[[ Data for analysis, beginning ]]

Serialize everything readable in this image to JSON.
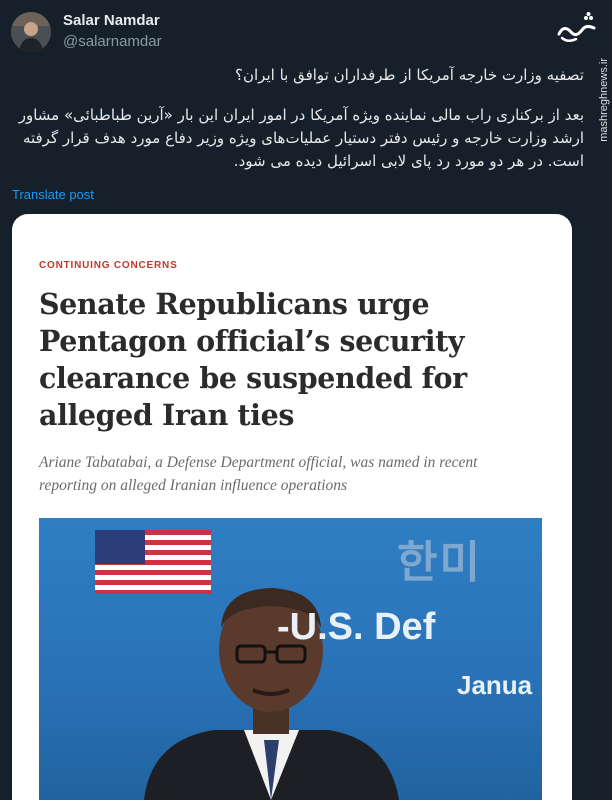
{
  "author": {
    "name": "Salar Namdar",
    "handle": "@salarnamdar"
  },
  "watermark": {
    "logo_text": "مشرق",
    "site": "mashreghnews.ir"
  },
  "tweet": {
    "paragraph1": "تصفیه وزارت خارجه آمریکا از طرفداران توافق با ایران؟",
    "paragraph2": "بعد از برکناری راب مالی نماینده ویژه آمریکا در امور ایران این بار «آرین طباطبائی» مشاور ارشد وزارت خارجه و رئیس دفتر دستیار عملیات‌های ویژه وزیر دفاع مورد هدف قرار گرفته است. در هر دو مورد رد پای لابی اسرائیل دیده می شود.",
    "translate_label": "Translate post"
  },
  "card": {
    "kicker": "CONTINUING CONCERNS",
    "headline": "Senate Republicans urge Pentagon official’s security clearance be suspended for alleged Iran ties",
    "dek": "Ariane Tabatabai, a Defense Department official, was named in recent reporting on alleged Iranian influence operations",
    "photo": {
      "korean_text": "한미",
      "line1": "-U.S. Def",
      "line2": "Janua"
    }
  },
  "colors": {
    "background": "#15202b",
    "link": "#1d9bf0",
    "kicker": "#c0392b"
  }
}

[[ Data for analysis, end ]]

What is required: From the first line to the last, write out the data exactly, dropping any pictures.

Solution:
Serialize everything readable in this image to JSON.
{
  "author": {
    "name": "Salar Namdar",
    "handle": "@salarnamdar"
  },
  "watermark": {
    "logo_text": "مشرق",
    "site": "mashreghnews.ir"
  },
  "tweet": {
    "paragraph1": "تصفیه وزارت خارجه آمریکا از طرفداران توافق با ایران؟",
    "paragraph2": "بعد از برکناری راب مالی نماینده ویژه آمریکا در امور ایران این بار «آرین طباطبائی» مشاور ارشد وزارت خارجه و رئیس دفتر دستیار عملیات‌های ویژه وزیر دفاع مورد هدف قرار گرفته است. در هر دو مورد رد پای لابی اسرائیل دیده می شود.",
    "translate_label": "Translate post"
  },
  "card": {
    "kicker": "CONTINUING CONCERNS",
    "headline": "Senate Republicans urge Pentagon official’s security clearance be suspended for alleged Iran ties",
    "dek": "Ariane Tabatabai, a Defense Department official, was named in recent reporting on alleged Iranian influence operations",
    "photo": {
      "korean_text": "한미",
      "line1": "-U.S. Def",
      "line2": "Janua"
    }
  },
  "colors": {
    "background": "#15202b",
    "link": "#1d9bf0",
    "kicker": "#c0392b"
  }
}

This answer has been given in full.